SAVOY — The Savoy Village Board passed three motions Wednesday night directing its staff on how to handle recreational marijuana sales once it becomes legal in Illinois next year, but no final decisions were made.
First, trustees voted 4–2 to direct staff to prepare an ordinance allowing the city to tax cannabis sales at 3 percent.
Next, village President Joan Dykstra broke a tie by voting in favor of a motion to direct staff to prepare an ordinance that would likely require special-use permits for any new dispensaries.
And finally, the board unanimously passed a motion to direct staff to prepare an ordinance to prohibit recreational marijuana sales.
After the meeting, village Manager Dick Helton said the board will vote on each of these motions at future meetings.
While the board didn’t make a final decision, some members said they wanted to make it clear that they weren’t in favor of recreational-marijuana sales.
“We wanted to make sure all our bases were covered legally and still send a message that we, at this point, are not inclined to allow the sale of recreational marijuana,” Dykstra said.
Even if the village allowed dispensaries, requiring a special-use permit would give the board a say if one wanted to open in Savoy.
“A special-use permit would have to go through the planning commission and get approval from them and the board and whatnot, so we would have definite control,” Dykstra said.
Trustee Dee Shonkwiler voted against the motion for the 3 percent sales tax, which some others voted for just so the village would have it on its books in case dispensaries opened in the future.
“I know that as a trustee, I’m perhaps supposed to separate my moral feelings from my fiscal feelings, but this is one matter that I just cannot do that,” he said.
Trustee A.J. Ruggieri, who also voted against the sales-tax motion, said despite the mix of opinions at a study session earlier this month, he felt the community was opposed to recreational-marijuana sales.

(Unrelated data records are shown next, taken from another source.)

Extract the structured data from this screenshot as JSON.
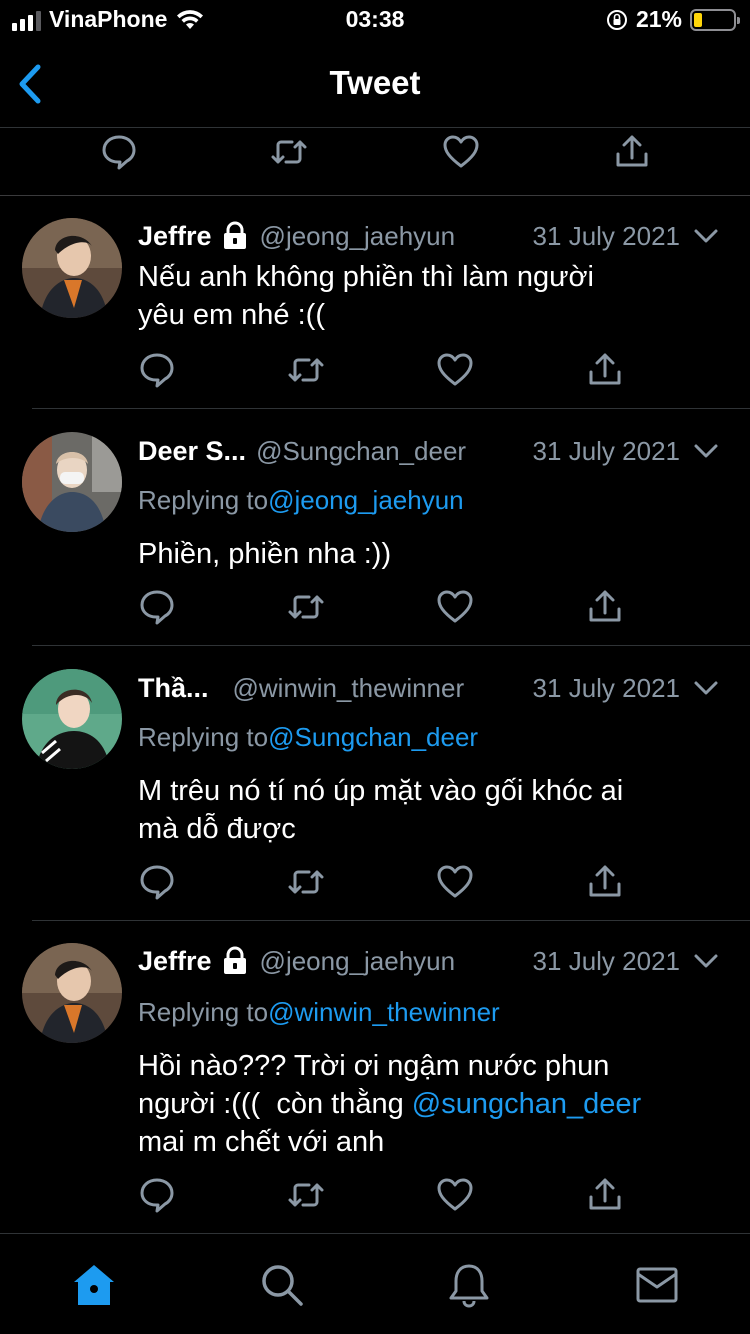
{
  "status_bar": {
    "carrier": "VinaPhone",
    "time": "03:38",
    "battery_percent_label": "21%",
    "battery_level": 0.21,
    "battery_color": "#ffd60a"
  },
  "header": {
    "title": "Tweet",
    "back_icon": "chevron-left-icon"
  },
  "colors": {
    "background": "#000000",
    "accent": "#1d9bf0",
    "muted_text": "#8b98a5",
    "divider": "#2f3336"
  },
  "replies": [
    {
      "name": "Jeffre",
      "protected": true,
      "handle": "@jeong_jaehyun",
      "date": "31 July 2021",
      "replying_label": "",
      "replying_to": "",
      "text_lines": [
        "Nếu anh không phiền thì làm người",
        "yêu em nhé :(("
      ]
    },
    {
      "name": "Deer S...",
      "protected": false,
      "handle": "@Sungchan_deer",
      "date": "31 July 2021",
      "replying_label": "Replying to",
      "replying_to": "@jeong_jaehyun",
      "text_lines": [
        "Phiền, phiền nha :))"
      ]
    },
    {
      "name": "Thầ...",
      "protected": false,
      "handle": "@winwin_thewinner",
      "date": "31 July 2021",
      "replying_label": "Replying to",
      "replying_to": "@Sungchan_deer",
      "text_lines": [
        "M trêu nó tí nó úp mặt vào gối khóc ai",
        "mà dỗ được"
      ]
    },
    {
      "name": "Jeffre",
      "protected": true,
      "handle": "@jeong_jaehyun",
      "date": "31 July 2021",
      "replying_label": "Replying to",
      "replying_to": "@winwin_thewinner",
      "text_line_1": "Hồi nào??? Trời ơi ngậm nước phun",
      "text_line_2_prefix": "người :(((  còn thằng ",
      "text_line_2_mention": "@sungchan_deer",
      "text_line_3": "mai m chết với anh"
    }
  ],
  "tabbar": {
    "tabs": [
      "home-icon",
      "search-icon",
      "notifications-bell-icon",
      "messages-envelope-icon"
    ],
    "active_tab": "home-icon"
  }
}
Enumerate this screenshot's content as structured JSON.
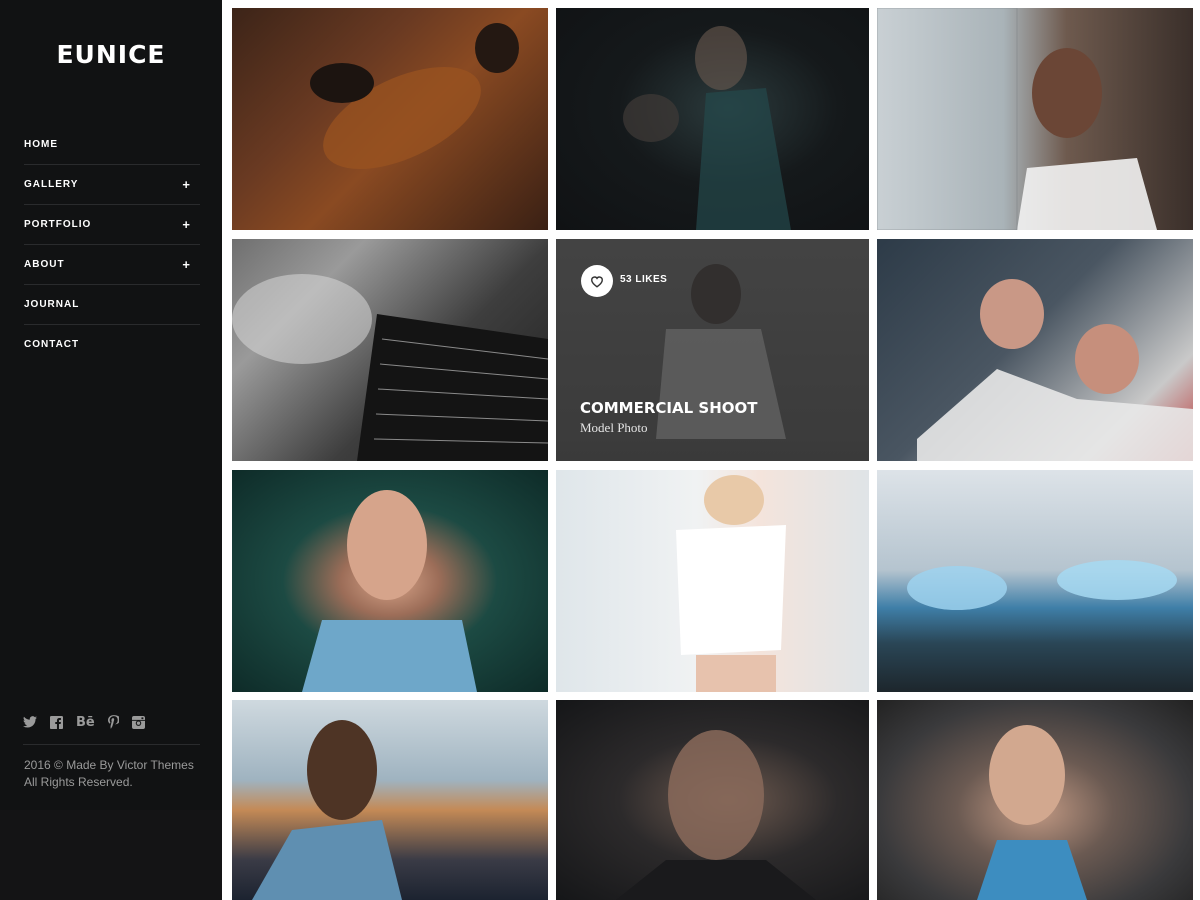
{
  "brand": {
    "logo": "EUNICE"
  },
  "nav": {
    "items": [
      {
        "label": "HOME",
        "expand": ""
      },
      {
        "label": "GALLERY",
        "expand": "+"
      },
      {
        "label": "PORTFOLIO",
        "expand": "+"
      },
      {
        "label": "ABOUT",
        "expand": "+"
      },
      {
        "label": "JOURNAL",
        "expand": ""
      },
      {
        "label": "CONTACT",
        "expand": ""
      }
    ]
  },
  "social": {
    "icons": [
      "twitter-icon",
      "facebook-icon",
      "behance-icon",
      "pinterest-icon",
      "instagram-icon"
    ],
    "behance_label": "Bē"
  },
  "footer": {
    "line1": "2016 © Made By Victor Themes",
    "line2": "All Rights Reserved."
  },
  "gallery": {
    "featured": {
      "likes": "53 LIKES",
      "title": "COMMERCIAL SHOOT",
      "subtitle": "Model Photo"
    }
  },
  "colors": {
    "sidebar_bg": "#111213",
    "divider": "#2a2b2d",
    "text_primary": "#ffffff",
    "text_muted": "#9a9a9a"
  }
}
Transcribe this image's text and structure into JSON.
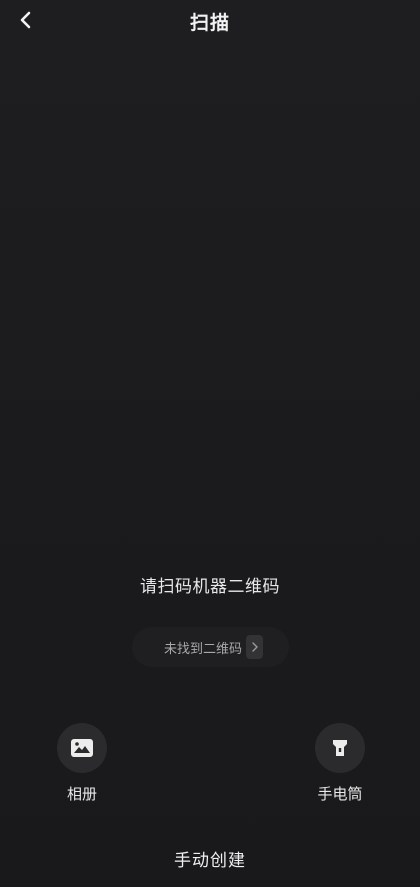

“In subsequent communications with citizens, whether it be in person or on Facebook, it is a close call, but the majority clearly, I feel, does not support it,” he said.
Helton said the ordinance to enact a 3 percent sales tax could come up for a vote as soon as next week, but staff will need time to work on the others.
“The other two issues, probably the first part of November,” he said. “It’s going to take us some time.”